“The BwO is the field of immanence of desire, the plane of consistency specific to desire (with desire as a process of production without reference to any exterior agency, whether it be a lack that hollows it or a pleasure that fills it).” (1000 Plateaus 154)
The body without organs (BwO), in other words, is what desire would construct on the plane of immanence/consistency, if left to its own devices and not caught into the axiomatic of capital. Whoa, lots of complicated concepts in the previous sentence, which need explanation. Let’s start with immanence, since this is the topic for today (this week/month?).

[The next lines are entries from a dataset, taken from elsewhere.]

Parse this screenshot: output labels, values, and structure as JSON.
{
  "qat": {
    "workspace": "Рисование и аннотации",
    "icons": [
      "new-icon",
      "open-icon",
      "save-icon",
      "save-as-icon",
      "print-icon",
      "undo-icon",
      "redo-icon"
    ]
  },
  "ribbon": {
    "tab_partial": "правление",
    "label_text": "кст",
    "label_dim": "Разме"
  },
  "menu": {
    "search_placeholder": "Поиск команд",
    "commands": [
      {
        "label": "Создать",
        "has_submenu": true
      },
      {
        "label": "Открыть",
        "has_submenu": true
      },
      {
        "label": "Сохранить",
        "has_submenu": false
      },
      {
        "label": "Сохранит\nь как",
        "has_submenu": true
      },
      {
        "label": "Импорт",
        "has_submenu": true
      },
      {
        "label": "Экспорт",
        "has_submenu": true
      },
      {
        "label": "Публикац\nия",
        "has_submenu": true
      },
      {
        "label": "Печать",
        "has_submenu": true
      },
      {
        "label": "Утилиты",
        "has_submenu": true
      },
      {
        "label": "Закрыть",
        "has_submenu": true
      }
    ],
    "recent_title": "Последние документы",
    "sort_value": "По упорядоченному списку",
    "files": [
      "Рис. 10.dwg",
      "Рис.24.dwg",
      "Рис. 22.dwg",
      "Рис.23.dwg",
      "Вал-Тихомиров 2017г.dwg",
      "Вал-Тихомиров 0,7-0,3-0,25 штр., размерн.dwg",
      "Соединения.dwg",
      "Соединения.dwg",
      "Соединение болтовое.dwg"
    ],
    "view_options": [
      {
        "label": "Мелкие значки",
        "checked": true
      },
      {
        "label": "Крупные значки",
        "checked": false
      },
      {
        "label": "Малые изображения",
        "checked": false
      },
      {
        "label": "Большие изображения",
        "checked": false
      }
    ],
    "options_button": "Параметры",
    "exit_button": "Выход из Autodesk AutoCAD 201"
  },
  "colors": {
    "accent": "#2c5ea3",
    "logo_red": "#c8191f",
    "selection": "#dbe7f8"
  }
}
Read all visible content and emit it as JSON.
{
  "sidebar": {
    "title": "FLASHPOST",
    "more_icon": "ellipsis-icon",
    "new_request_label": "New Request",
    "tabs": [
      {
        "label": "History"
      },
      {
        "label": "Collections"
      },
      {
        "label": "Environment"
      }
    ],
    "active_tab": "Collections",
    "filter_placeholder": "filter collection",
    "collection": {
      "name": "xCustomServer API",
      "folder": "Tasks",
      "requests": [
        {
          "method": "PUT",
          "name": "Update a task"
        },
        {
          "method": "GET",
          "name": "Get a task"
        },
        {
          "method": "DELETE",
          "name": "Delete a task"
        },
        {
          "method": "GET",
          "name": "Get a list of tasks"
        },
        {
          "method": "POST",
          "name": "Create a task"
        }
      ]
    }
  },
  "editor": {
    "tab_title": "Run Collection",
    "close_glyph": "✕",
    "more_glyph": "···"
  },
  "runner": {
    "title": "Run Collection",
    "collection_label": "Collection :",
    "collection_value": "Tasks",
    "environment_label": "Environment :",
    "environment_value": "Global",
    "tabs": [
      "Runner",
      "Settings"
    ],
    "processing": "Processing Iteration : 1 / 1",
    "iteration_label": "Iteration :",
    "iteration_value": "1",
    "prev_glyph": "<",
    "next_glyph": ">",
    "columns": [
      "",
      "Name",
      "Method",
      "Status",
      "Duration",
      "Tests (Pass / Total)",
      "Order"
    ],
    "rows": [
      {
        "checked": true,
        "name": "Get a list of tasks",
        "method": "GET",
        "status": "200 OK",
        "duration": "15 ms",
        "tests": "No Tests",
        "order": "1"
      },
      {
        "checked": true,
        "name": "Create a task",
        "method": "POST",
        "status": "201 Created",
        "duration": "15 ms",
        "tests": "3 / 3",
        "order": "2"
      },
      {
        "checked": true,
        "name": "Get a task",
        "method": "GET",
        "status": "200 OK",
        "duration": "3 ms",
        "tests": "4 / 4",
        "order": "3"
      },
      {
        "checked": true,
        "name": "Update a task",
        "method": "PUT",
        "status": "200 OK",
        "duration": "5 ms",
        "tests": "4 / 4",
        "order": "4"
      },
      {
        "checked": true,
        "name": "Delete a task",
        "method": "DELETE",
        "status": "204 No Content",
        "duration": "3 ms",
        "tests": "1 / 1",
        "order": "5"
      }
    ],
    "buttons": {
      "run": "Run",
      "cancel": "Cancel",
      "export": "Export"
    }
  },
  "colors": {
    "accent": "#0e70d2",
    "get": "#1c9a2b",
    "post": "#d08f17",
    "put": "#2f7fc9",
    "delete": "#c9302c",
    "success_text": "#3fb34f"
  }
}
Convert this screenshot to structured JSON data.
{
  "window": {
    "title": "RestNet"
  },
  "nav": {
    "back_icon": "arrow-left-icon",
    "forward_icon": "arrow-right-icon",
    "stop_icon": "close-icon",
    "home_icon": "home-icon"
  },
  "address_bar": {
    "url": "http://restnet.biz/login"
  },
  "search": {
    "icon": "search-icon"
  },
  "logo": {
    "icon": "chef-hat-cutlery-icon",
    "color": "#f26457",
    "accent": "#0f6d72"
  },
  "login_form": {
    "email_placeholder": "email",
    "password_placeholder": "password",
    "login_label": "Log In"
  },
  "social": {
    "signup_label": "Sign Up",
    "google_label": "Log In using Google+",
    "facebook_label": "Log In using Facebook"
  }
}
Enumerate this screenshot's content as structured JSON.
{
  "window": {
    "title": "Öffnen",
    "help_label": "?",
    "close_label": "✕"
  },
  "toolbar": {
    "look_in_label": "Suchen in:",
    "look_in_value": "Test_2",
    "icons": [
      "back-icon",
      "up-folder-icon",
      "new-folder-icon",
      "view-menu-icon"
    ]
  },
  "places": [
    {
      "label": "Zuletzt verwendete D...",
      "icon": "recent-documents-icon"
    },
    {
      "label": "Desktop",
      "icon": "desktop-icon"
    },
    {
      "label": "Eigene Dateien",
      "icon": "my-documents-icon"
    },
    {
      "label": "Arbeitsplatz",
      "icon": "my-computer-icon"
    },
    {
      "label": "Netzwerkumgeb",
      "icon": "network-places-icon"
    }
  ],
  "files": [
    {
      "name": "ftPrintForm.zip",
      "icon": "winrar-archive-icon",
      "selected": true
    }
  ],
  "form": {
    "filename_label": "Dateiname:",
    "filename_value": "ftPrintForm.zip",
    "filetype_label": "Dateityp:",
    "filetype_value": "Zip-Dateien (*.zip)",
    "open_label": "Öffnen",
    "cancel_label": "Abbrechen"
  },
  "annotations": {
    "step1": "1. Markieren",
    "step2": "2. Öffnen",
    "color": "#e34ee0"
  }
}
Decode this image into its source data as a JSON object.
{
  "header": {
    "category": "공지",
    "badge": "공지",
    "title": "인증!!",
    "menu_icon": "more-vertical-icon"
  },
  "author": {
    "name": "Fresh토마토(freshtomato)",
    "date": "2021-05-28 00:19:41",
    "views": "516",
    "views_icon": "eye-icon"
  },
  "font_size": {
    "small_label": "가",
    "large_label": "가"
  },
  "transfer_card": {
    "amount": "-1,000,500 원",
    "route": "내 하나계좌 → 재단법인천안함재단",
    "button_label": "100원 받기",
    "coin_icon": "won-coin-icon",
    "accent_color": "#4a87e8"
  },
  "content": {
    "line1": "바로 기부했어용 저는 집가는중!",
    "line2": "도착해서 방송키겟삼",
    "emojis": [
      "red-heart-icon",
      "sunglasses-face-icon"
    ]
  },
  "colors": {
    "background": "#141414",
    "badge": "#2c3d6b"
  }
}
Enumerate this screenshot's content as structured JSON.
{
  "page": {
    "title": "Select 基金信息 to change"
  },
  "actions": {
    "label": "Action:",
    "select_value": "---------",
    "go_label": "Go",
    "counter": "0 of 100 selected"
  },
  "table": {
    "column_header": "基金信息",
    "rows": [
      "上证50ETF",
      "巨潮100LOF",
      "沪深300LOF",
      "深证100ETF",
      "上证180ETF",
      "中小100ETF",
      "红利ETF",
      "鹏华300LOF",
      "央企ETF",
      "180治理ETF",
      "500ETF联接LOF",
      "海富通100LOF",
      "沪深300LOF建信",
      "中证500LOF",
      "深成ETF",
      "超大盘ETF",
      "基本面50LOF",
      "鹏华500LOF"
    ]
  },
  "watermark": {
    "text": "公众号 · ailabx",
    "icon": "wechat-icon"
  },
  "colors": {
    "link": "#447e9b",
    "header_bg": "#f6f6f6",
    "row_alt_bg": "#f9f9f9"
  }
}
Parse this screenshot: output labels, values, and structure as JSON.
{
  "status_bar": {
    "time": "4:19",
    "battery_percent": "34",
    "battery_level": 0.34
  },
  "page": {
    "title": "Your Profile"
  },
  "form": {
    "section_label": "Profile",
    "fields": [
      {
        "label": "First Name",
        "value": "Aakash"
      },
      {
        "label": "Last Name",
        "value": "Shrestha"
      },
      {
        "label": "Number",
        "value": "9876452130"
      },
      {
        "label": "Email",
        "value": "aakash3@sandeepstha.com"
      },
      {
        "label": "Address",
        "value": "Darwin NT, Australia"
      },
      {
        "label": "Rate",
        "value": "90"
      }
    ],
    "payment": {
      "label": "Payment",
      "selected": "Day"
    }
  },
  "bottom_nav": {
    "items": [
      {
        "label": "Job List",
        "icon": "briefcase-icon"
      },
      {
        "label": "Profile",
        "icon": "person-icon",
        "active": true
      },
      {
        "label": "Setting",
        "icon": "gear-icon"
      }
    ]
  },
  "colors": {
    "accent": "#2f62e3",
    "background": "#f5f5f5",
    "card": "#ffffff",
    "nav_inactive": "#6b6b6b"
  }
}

Can we talk of immanence without mentioning capitalism? Obviously, immanence is a philosophical concept that can stay on its own feet. Even in Deleuze (and Guattari) – and Guattari is in parentheses not because he’s an afterthought, but because Deleuze has written on immanence on his own, as well as with Guattari – immanence has its own distinct life, apart from capitalism. [What’s more, capitalism has constructed its plane of immanence by performing relative deterritorialization, and always deferring its own internal limits to prevent the creation of the BwO.] Wikipedia has a good discussion of the plane of immanence. However, where my understanding differs from common readings of the Deleuzian immanence is here: “Thus all real distinctions (mind and body, God and matter, interiority and exteriority, etc.) are collapsed or flattened into an even consistency or plane, namely immanence itself, that is, immanence without opposition” (Wikipedia, bold emphasis mine). As I tried to explain in the previous entry, I see the plane of immanence of corporatism as rhizomatic, rather than a flattening or collapsing of all the machines onto a literal flat plane. This doesn’t mean that I take the plane of immanence as a metaphor of something else; rather, I believe that flattening and collapsing are the metaphors by which discussants are making sense this pivotal notion for both Deleuzian philosophy, and for today’s world situation. I’m not sure if there’s anything wrong with resorting to metaphor to explain an utterly non-metaphorical discourse. However, when resistance to metaphor is another pillar of this discourse, caution and explanation are necessary. The idea of flattening arguably appears in D&G when they talk of smoothing and striation, but these concepts would unduly complicate this point.
Rather than resorting to the metaphor of flattening, one can view immanence as a network of rhizomatically connected machines and lines, which does not imply any two-dimensional collapse onto a literal plane. The plane is abstract, rather than metaphorical, and the idea that lines of flight can be potentially drawn in all directions supports the multi-dimensionality of the plane of consistency. A line of flight points to a possibility of escape, i.e., to the construction of a BwO and not to transcendence.
After all of this conceptual running in circles, what is the implication of immanence for corporatism?
Firstly, corporatism – the name I’m using for the present situation in which we find ourselves – refers to the overtaking of biopower by corporations (in Foucauldian terms), or to the appropriation/construction of the plane of immanence of desiring-production by the same corporations (in D&G speak). The notion of desiring-production already points to the imbrication of economic production with the reproduction of life. What that means, therefore, is that life itself, in all of its aspects, has become the domain of formerly exclusive economic entities, to the detriment of the State, which used to have the upper hand when it came to the administration of life. Again but with other words: corporations have made it their business to be concerned with both economic production and the less abstract motor behind it, i.e., the social force driving it, people’s lives and all of the other connected issues. Corporations have thus created themselves a plane of immanence, in which people are rhizomatically connected to industrial machines, to the more abstract bottom line, and to the even more abstract stock exchange performance of a particular company.
Six degrees of separation? Yes, but no longer restricted to people; instead, opened up for everything in existence. Fortunately, that’s also how we can escape it, change it, construct alternative (non-transcending) planes of immanence: “becoming is to extract particles between which one establishes the relations of movement and rest, speed and slowness that are closest to what one is becoming, and through which one becomes. This is the sense in which becoming is the process of desire” (1000 Plateaus 272).